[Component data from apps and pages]
***

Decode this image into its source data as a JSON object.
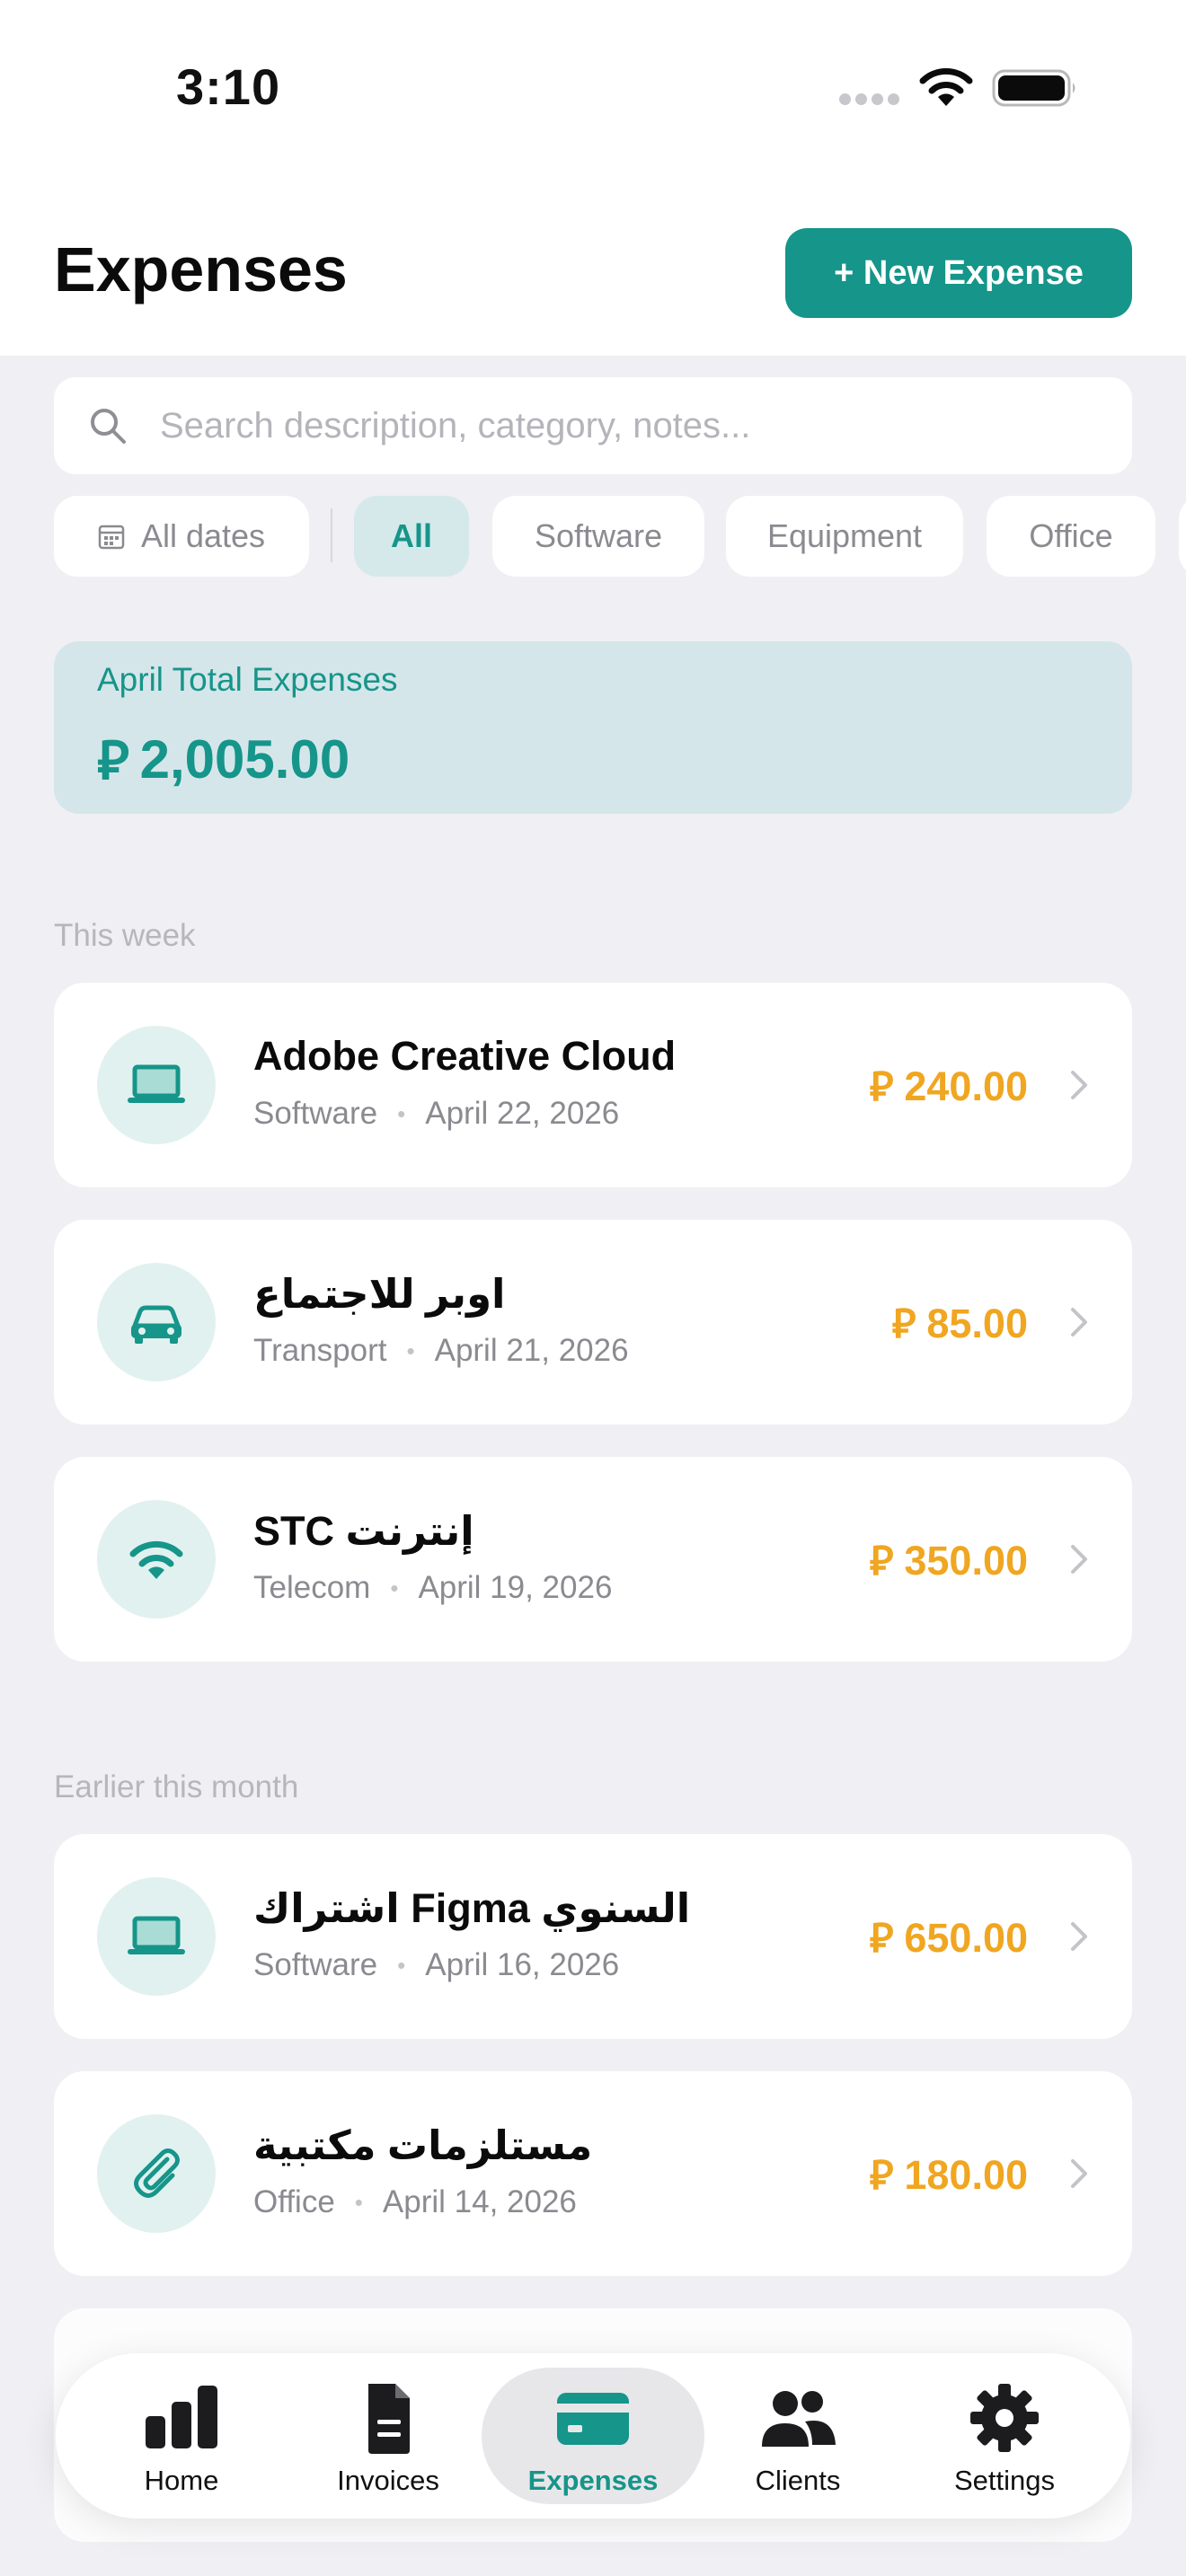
{
  "status_bar": {
    "time": "3:10"
  },
  "header": {
    "title": "Expenses",
    "new_button": "+ New Expense"
  },
  "search": {
    "placeholder": "Search description, category, notes..."
  },
  "filters": {
    "date_label": "All dates",
    "categories": [
      "All",
      "Software",
      "Equipment",
      "Office"
    ],
    "selected": "All"
  },
  "summary": {
    "label": "April Total Expenses",
    "currency_symbol": "⃁",
    "amount": "2,005.00"
  },
  "sections": [
    {
      "label": "This week",
      "items": [
        {
          "title": "Adobe Creative Cloud",
          "category": "Software",
          "date": "April 22, 2026",
          "amount": "240.00",
          "icon": "laptop-icon"
        },
        {
          "title": "اوبر للاجتماع",
          "category": "Transport",
          "date": "April 21, 2026",
          "amount": "85.00",
          "icon": "car-icon"
        },
        {
          "title": "STC إنترنت",
          "category": "Telecom",
          "date": "April 19, 2026",
          "amount": "350.00",
          "icon": "wifi-icon"
        }
      ]
    },
    {
      "label": "Earlier this month",
      "items": [
        {
          "title": "اشتراك Figma السنوي",
          "category": "Software",
          "date": "April 16, 2026",
          "amount": "650.00",
          "icon": "laptop-icon"
        },
        {
          "title": "مستلزمات مكتبية",
          "category": "Office",
          "date": "April 14, 2026",
          "amount": "180.00",
          "icon": "paperclip-icon"
        }
      ]
    }
  ],
  "tabs": [
    {
      "label": "Home",
      "icon": "chart-icon"
    },
    {
      "label": "Invoices",
      "icon": "document-icon"
    },
    {
      "label": "Expenses",
      "icon": "card-icon",
      "active": true
    },
    {
      "label": "Clients",
      "icon": "people-icon"
    },
    {
      "label": "Settings",
      "icon": "gear-icon"
    }
  ],
  "colors": {
    "accent": "#16958A",
    "amount": "#F0A620",
    "summary_bg": "#D5E6EA",
    "icon_bg": "#E1F1EF",
    "background": "#EFEFF4"
  }
}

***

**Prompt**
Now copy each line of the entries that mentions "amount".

**Result**
    "amount": "2,005.00"
          "amount": "240.00",
          "amount": "85.00",
          "amount": "350.00",
          "amount": "650.00",
          "amount": "180.00",
    "amount": "#F0A620",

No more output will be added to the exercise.